Would it make a difference?
When the Discovery Channel aired a TV documentary last year raising the possibility that archeologists had found the family tomb of Jesus Christ in the hills behind Jerusalem, it caused a huge backlash among Christians. The claim, after all, challenged one of the cornerstones of Christian faith — that Jesus, after his crucifixion, rose bodily to heaven in his physical form.
The Lost Tomb of Jesus, made by Hollywood director James Cameron and Canadian investigative journalist Simcha Jacobovici, was shown only once on Discovery. Britain's Channel 4 canceled its own plans to air the documentary, which re-examines an archeological find from 1980 in which a crypt was found containing what were said to be the ossuaries of Joseph, Mary, Jesus, the son of Joseph, Mariamne (possibly Mary Magdalene, say the film-makers) and Judah, son of Jesus. Given the highly explosive nature of its conclusion and its slapdash sleuthing, it was no surprise that the film was panned by some academics and many Christian clerics.
Still, even after the furor over the film faded, the questions it raised about the tomb unearthed in 1980 continued to make waves among archeologists and Biblical scholars. A leading New Testament expert from Princeton Theological Seminary, Prof. James Charlesworth, was intrigued enough to organize a conference in Jerusalem this week, bringing together over 50 archeologists, statisticians and experts in DNA, ceramics and ancient languages, to give evidence as to whether or not the crypt of Christ had been found. Their task was complicated by the fact that since the tomb was opened in 1980, the bones of the various ossuaries had gone missing through a mishap of Israeli bureaucracy. Also gone were diagrams made by excavators that showed where each stone sarcophagus lay inside the tomb, and what the family relationships might have been, say, between Jesus and Mary Magdelene, who some speculate may have been his wife.
After three days of fierce debate, the experts remained deeply divided. Opinion among a panel of five experts ranged from "no way" to "very possible". Charlesworth told Time: "I have reservations, but I can't dismiss the possibility that this tomb was related to the Jesus clan." Weighing the evidence, says Charlesworth, "we can tell that this was the tomb of a Jewish family from the time of Jesus. And we know that the names on the ossuaries are expressed the correct way as 'Jesus, son of Joseph'." But the professor has a few doubts. "The name on Jesus's ossuary was scrawled on, like graffiti. There was no ornamentation. And there should have been.
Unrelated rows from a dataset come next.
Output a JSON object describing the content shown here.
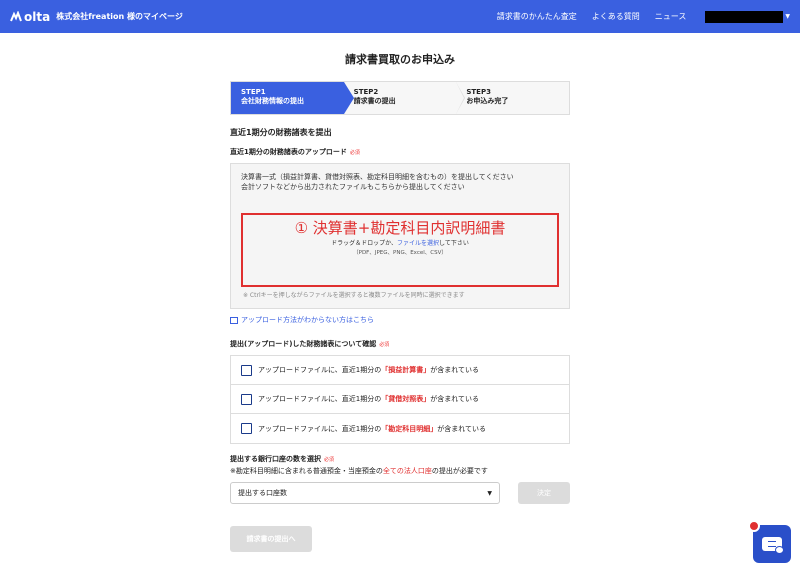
{
  "header": {
    "logo_text": "olta",
    "company": "株式会社freation 様のマイページ",
    "nav": [
      "請求書のかんたん査定",
      "よくある質問",
      "ニュース"
    ]
  },
  "page_title": "請求書買取のお申込み",
  "steps": [
    {
      "num": "STEP1",
      "label": "会社財務情報の提出"
    },
    {
      "num": "STEP2",
      "label": "請求書の提出"
    },
    {
      "num": "STEP3",
      "label": "お申込み完了"
    }
  ],
  "section1_title": "直近1期分の財務諸表を提出",
  "upload": {
    "title": "直近1期分の財務諸表のアップロード",
    "required": "必須",
    "desc": "決算書一式（損益計算書、貸借対照表、勘定科目明細を含むもの）を提出してください",
    "desc2": "会計ソフトなどから出力されたファイルもこちらから提出してください",
    "annotation": "① 決算書+勘定科目内訳明細書",
    "drop_prefix": "ドラッグ＆ドロップか、",
    "drop_link": "ファイルを選択",
    "drop_suffix": "して下さい",
    "formats": "（PDF、JPEG、PNG、Excel、CSV）",
    "note": "※ Ctrlキーを押しながらファイルを選択すると複数ファイルを同時に選択できます"
  },
  "help_link": "アップロード方法がわからない方はこちら",
  "confirm": {
    "title": "提出(アップロード)した財務諸表について確認",
    "required": "必須",
    "items": [
      {
        "prefix": "アップロードファイルに、直近1期分の",
        "hl": "「損益計算書」",
        "suffix": "が含まれている"
      },
      {
        "prefix": "アップロードファイルに、直近1期分の",
        "hl": "「貸借対照表」",
        "suffix": "が含まれている"
      },
      {
        "prefix": "アップロードファイルに、直近1期分の",
        "hl": "「勘定科目明細」",
        "suffix": "が含まれている"
      }
    ]
  },
  "bank": {
    "title": "提出する銀行口座の数を選択",
    "required": "必須",
    "note_prefix": "※勘定科目明細に含まれる普通預金・当座預金の",
    "note_hl": "全ての法人口座",
    "note_suffix": "の提出が必要です",
    "select_value": "提出する口座数",
    "decide_label": "決定"
  },
  "submit_label": "請求書の提出へ",
  "colors": {
    "brand": "#3a60e0",
    "highlight": "#e03030",
    "disabled": "#dcdcdc"
  }
}
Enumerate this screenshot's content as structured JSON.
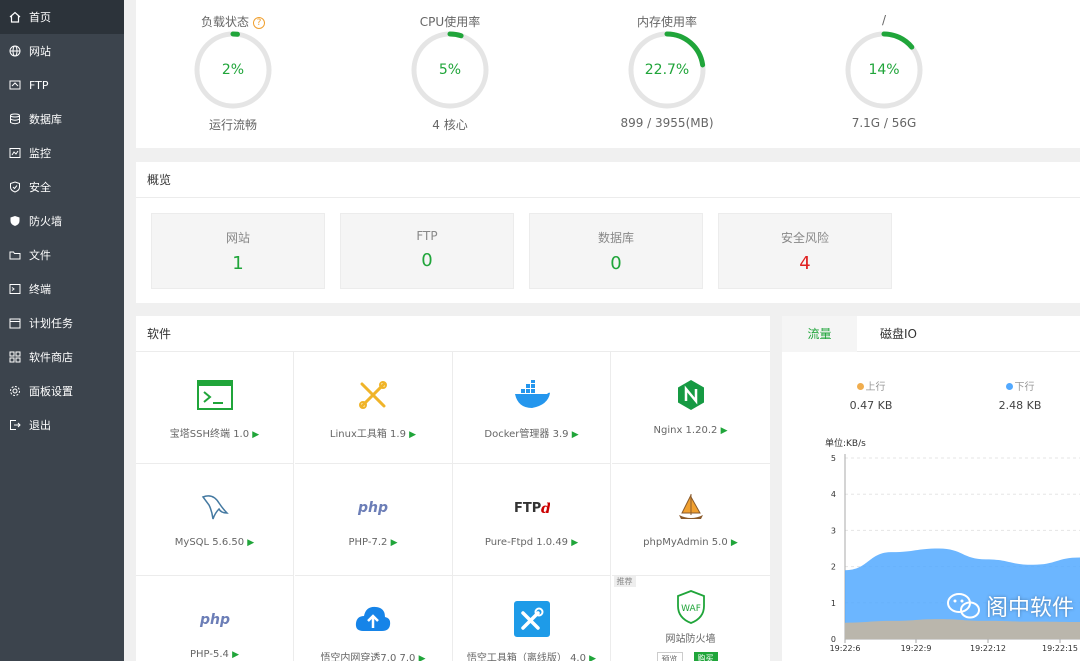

After all, his followers believed he was the Son of God."
There was a revelation of sorts. The widow of Joseph Gat, the chief archeologist of the 1980 excavation electrified the conference by saying: "My husband believed that this was Jesus's tomb, but because of his experiences as a Holocaust survivor, he was worried about a backlash of anti-Semitism and he didn't think he could say this."
The tomb was found by construction workers digging the foundations for an apartment building in the Talpiot hills, a modern suburb of Jerusalem. Gat and two other archeologists excavated the tomb, which had been vandalized centuries earlier. The ossuaries, including one with the scrawl "Jesus, son of Joseph" were moved into an antiquities warehouse where they languished, forgotten, until a BBC film crew in 1996 dusted them off. Jacobovici took the story further, using statistics — later disputed by experts — which seemed to indicate that, although Jesus and the others were all common Jewish names during the days of the Second Temple, the chances of them all being found in the same crypt, belonging to the same family, were rare indeed.
The debate over Jesus' s supposed tomb will probably rage for years to come. But the conference attendees voted unanimously that the tomb, now sealed over with concrete in the garden of a suburban apartment building, should be reopened and examined more carefully. "I feel vindicated," Jacobovici told TIME. "It's moved from 'it can't be the Jesus' family tomb' to 'it could be.' "
Charlesworth, who is also a Methodist minister, says that the possible discovery of Christ's tomb will illicit mixed reactions among Christians. Most, he believes, will view it positively. The faith of some believers, he says, will be buoyed by historical proof that Christ, the son of Joseph and Mary, did exist. "I don't think it will undermine belief in the resurrection, only that Jesus rose as a spiritual body, not in the flesh." He adds: "Christianity is a strong religion, based on faith and experience, and I don't think that any discovery by archeologists will change that."